_Task_. If a line in the records below contains the word "Sign", return that line.

(Source data)

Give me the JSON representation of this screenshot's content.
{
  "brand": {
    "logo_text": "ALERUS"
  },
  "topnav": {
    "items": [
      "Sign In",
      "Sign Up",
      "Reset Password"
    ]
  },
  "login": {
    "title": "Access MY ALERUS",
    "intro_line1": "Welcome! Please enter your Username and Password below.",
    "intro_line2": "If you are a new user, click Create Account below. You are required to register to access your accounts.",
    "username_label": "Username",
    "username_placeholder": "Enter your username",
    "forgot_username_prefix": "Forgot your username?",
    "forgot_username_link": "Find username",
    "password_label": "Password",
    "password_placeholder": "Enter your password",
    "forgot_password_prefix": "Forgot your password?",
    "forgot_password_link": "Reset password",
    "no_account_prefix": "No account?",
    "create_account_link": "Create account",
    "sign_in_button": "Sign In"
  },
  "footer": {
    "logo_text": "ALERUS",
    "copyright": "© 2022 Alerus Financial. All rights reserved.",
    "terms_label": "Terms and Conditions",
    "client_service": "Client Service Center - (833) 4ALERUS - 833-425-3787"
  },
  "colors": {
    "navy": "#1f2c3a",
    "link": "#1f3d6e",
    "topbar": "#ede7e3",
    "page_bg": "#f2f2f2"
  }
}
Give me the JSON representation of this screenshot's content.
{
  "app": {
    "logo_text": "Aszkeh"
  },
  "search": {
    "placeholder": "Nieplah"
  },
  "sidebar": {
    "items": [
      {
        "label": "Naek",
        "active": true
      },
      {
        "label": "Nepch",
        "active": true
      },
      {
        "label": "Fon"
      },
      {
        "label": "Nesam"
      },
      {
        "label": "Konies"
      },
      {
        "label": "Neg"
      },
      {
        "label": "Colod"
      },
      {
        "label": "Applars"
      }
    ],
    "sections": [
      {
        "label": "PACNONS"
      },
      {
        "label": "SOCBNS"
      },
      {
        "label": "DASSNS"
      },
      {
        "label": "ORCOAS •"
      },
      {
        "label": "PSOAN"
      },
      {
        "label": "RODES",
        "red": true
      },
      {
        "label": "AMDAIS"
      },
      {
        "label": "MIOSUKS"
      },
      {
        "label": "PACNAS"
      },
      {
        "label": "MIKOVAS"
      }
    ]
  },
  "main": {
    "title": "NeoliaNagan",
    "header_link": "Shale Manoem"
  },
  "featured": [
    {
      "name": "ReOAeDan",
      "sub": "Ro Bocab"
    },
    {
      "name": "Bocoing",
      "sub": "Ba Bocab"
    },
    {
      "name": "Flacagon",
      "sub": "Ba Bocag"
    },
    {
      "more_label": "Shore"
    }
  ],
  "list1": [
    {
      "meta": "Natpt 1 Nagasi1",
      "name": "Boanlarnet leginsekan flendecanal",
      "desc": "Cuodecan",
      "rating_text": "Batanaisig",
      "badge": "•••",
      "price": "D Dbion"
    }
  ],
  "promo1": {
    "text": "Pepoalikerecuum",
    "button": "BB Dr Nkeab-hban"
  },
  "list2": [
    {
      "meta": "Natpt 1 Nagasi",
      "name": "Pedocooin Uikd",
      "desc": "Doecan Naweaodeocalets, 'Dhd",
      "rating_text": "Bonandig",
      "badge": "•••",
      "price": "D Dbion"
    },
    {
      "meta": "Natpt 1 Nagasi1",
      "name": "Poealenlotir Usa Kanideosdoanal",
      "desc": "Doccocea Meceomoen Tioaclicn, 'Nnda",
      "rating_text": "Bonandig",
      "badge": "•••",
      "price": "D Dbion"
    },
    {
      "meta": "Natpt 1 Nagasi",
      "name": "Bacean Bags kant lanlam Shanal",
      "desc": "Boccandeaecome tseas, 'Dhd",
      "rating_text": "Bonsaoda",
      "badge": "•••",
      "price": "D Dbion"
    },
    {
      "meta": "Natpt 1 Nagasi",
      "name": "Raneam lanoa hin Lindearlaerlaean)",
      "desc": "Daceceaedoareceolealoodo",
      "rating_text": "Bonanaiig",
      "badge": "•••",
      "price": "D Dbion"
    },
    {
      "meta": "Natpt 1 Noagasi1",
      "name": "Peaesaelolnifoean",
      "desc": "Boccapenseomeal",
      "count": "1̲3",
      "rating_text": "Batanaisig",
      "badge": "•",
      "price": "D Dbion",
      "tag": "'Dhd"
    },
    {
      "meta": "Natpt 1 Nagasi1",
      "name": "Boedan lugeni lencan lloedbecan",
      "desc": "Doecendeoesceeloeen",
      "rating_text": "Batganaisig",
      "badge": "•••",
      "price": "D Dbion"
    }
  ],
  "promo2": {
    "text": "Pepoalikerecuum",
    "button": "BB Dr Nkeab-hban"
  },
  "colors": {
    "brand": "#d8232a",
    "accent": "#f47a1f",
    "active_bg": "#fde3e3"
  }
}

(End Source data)

_Response to this task_.
      "Sign In",
      "Sign Up",
    "sign_in_button": "Sign In"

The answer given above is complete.